According to tradition the origins of the Clan Graham are that they are descended from "Graeme", a great Caledonian chief, who broke the Roman Antonine Wall, which forged the divide between Roman Britannia and the unconquered highlands, as he drove the Roman legions from his lands. He is said to have won it the name "Graham's Dyke during the time of Fergus II. This, unfortunately, might never be proven, although Roman texts vaguely reference a Graeme in similar context.
Theories attempt to explain the ancient roots of the clan with the postulation that similar names from the Celtic "Greumach" (grim) or the Saxon "Gram" (fierce) were absorbed into a larger entity to form a united clan. Scottish legend also suggests that the daughter of a Gryme married a King of the Scots, Fergus II, and that the family consequently holds exceptionally old royal ancestry beyond that later gained. The Celts and Saxons disappeared or were swallowed up by the descendants of "Lez Grames" of Norman origin. Another theory is that that the original Grahams in Scotland were Picts, established long before the Saxons or Normans came to Scotland, making Graham one of the most ancient families in all of Britain.
Graham of the Clan Graham
Sir John de Graham, hero of the Wars of Independence, rescued William Wallace at Queensberry, becoming one of Wallace's few close friends and perhaps his most trusted adviser. William Wallace was at his side when Graham was killed in 1298 at the battle of Falkirk, where his name is still perpetuated in the district of Grahamston. The grave of this hero in Falkirk churchyard is still to be seen, with table stones of three successive periods above it. One great two-handed sword of Sir John the Graham is preserved at Buchanan Castle by the Duke of Montrose; another was long in possession of the Grahams of Orchil, and is now treasured by the Free Mason Lodge at Auchterarder.

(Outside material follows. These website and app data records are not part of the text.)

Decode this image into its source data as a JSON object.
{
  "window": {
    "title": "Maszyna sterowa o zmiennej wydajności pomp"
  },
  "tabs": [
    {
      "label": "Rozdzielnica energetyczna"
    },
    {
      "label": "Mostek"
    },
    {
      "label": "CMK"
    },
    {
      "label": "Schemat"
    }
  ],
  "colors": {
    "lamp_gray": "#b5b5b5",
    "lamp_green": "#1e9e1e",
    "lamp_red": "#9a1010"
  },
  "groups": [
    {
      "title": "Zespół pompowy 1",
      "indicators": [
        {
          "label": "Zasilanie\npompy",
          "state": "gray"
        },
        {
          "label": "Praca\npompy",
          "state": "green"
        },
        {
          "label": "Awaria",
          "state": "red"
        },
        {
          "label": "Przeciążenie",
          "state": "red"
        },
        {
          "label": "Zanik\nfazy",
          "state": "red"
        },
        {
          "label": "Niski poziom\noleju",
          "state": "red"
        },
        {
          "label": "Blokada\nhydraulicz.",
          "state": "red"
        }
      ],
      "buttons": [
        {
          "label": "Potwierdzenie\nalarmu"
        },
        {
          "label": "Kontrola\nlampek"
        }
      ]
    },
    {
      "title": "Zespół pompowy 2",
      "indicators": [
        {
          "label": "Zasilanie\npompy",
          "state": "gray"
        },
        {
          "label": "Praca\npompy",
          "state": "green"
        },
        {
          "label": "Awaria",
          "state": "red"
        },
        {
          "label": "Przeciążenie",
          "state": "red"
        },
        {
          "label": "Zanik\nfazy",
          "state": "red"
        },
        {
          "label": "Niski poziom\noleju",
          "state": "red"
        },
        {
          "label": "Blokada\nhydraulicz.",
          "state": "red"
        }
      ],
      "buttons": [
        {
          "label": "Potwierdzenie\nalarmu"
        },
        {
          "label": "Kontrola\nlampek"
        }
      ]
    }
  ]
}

In John Stewart's book, The Grahams, he states that "Most Scottish Clans would be proud to have one great hero. The Grahams have three." He refers to Sir John, James Graham, 1st Marquess of Montrose and John Graham, 1st Viscount of Dundee. Stewart also wrote,

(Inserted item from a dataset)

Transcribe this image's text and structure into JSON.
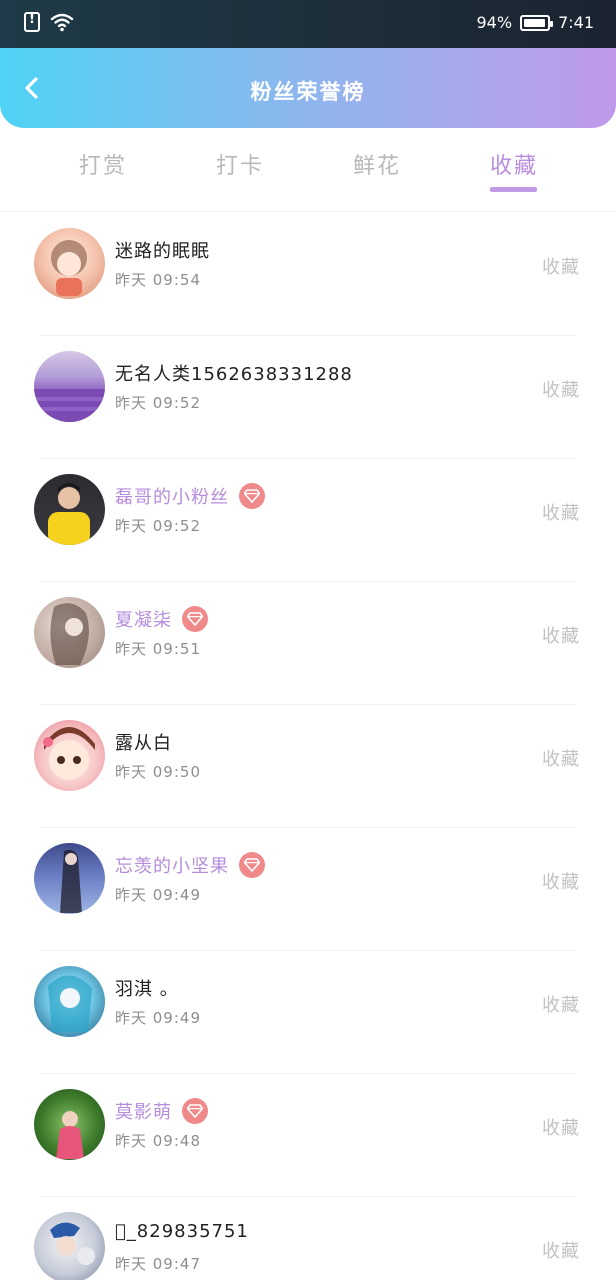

It is remarkable that the early Grahams were one and all exceedingly capable men. In an age when the reputation of many great public figures, alas, that of most of the Scottish nobility, were sullied by deeds of violence, and often deeds of blackest treachery, it is refreshing to find that the Grahams stand out as loyal and true to the causes they espoused. Their story is not one of rapid rise to power through royal favor, or even at the expense of their peers, but rather a gradual steady rise based on their undoubted ability and worthiness which seems to have endured from one generation to another.
Though the theories differ as to how the clan was established in Scotland, solid information has established a Norman descent of the original Grahams. These Normans were originally of the Vikings who landed on Scottish soil in ancient times and thus a Graham lineage goes back into Scandinavia.
From the records available, the first Graham known in Scotland was Sir William de Graham (or De Graeme), a knight who accompanied David I, England's premier baron, on his journey north to claim the Scottish crown in 1128. William De Graeme personally witnessed the signing of the charter founding the Abbey of Holyrood in the same year 1128. From this line descended the Montrose line of Grahams, one of the most distinguished families of Scotland and perhaps all of Britain. This knight might have originated from a place listed as "Graeg Ham" in the Domesday Book of William the Conqueror in 11th century in England - now the town of Grantham.